Reception to follow.
The availability of positional information is of extreme importance in numerous commercial, health-care, public safety, and military applications. The coming years will see the emergence of location-aware networks with sub-meter localization accuracy, minimal infrastructure, and robustness in harsh (GPS challenged) environments. To reach this goal we advocate network localization and navigation, a new paradigm that exploits a combination of wideband transmission and spatiotemporal cooperation. In particular, our work has addressed this problem from three perspectives: theoretical framework, cooperative algorithms, and network experimentation. We will give a brief technical overview of our research results in this exciting field.

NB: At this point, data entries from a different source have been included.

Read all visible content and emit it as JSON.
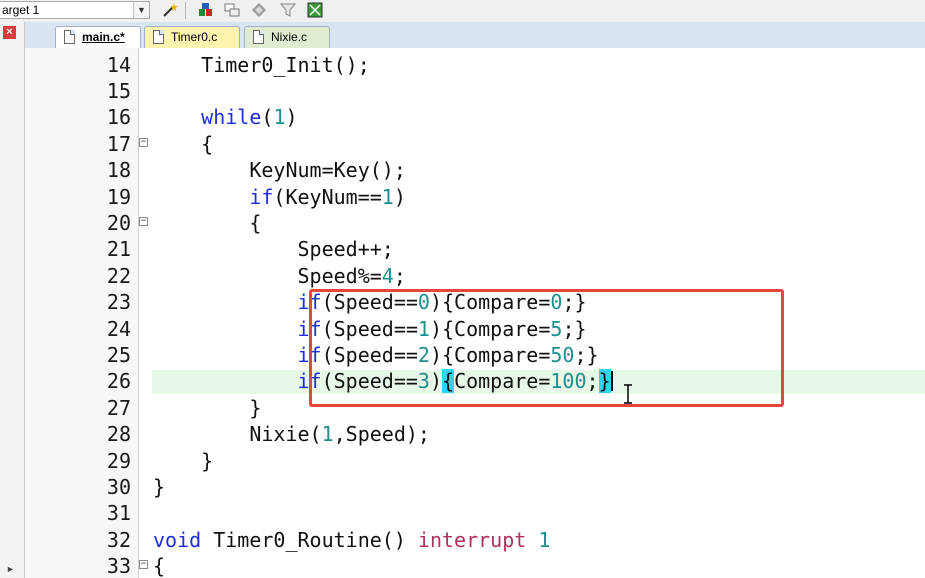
{
  "toolbar": {
    "target_value": "arget 1",
    "icons": [
      "dropdown-arrow",
      "magic-wand-icon",
      "load-icon",
      "manage-icon",
      "diamond-icon",
      "funnel-icon",
      "grid-icon"
    ]
  },
  "tabs": [
    {
      "label": "main.c*",
      "active": true,
      "color": "#ffffff"
    },
    {
      "label": "Timer0.c",
      "active": false,
      "color": "#fff3b0"
    },
    {
      "label": "Nixie.c",
      "active": false,
      "color": "#dfeccf"
    }
  ],
  "editor": {
    "current_line": 26,
    "lines": [
      {
        "n": "14",
        "text": "    Timer0_Init();"
      },
      {
        "n": "15",
        "text": ""
      },
      {
        "n": "16",
        "text": "    while(1)"
      },
      {
        "n": "17",
        "text": "    {"
      },
      {
        "n": "18",
        "text": "        KeyNum=Key();"
      },
      {
        "n": "19",
        "text": "        if(KeyNum==1)"
      },
      {
        "n": "20",
        "text": "        {"
      },
      {
        "n": "21",
        "text": "            Speed++;"
      },
      {
        "n": "22",
        "text": "            Speed%=4;"
      },
      {
        "n": "23",
        "text": "            if(Speed==0){Compare=0;}"
      },
      {
        "n": "24",
        "text": "            if(Speed==1){Compare=5;}"
      },
      {
        "n": "25",
        "text": "            if(Speed==2){Compare=50;}"
      },
      {
        "n": "26",
        "text": "            if(Speed==3){Compare=100;}"
      },
      {
        "n": "27",
        "text": "        }"
      },
      {
        "n": "28",
        "text": "        Nixie(1,Speed);"
      },
      {
        "n": "29",
        "text": "    }"
      },
      {
        "n": "30",
        "text": "}"
      },
      {
        "n": "31",
        "text": ""
      },
      {
        "n": "32",
        "text": "void Timer0_Routine() interrupt 1"
      },
      {
        "n": "33",
        "text": "{"
      }
    ],
    "fold_markers": [
      "17",
      "20",
      "33"
    ]
  },
  "colors": {
    "keyword": "#1d2ee0",
    "number": "#1c8f8f",
    "interrupt_keyword": "#b0325a",
    "brace_match": "#34d2f0",
    "current_line_bg": "#e8f8e8",
    "annotation_box": "#e8453f"
  }
}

Moe Win is a Professor at the Massachusetts Institute of Technology (MIT). Prior to joining MIT, he was at AT&T Research Laboratories for five years and at the Jet Propulsion Laboratory for seven years. His research encompasses fundamental theories, algorithm design, and experimentation for a broad range of real-world problems. His current research topics include network localization and navigation, network interference exploitation, intrinsic wireless network secrecy, adaptive diversity techniques, and ultra-wide bandwidth systems.
Professor Win is a Fellow of the AAAS, the IEEE, and the IET, and was an IEEE Distinguished Lecturer. He is an elected Member-at-Large on the IEEE Communications Society Board of Governors (2011−2013). He was the Chair (2004−2006) and Secretary (2002−2004) for the Radio Communications Committee of the IEEE Communications Society. He was honored with two IEEE Technical Field Awards: the IEEE Kiyo Tomiyasu Award and the IEEE Eric E. Sumner Award (jointly with Professor R. A. Scholtz). He received the International Prize for Communications Cristoforo Colombo, the Copernicus Fellowship, the Royal Academy of Engineering Distinguished Visiting Fellowship, the Fulbright Fellowship, the Laurea Honoris Causa from the University of Ferrara, and the U.S. Presidential Early Career Award for Scientists and Engineers.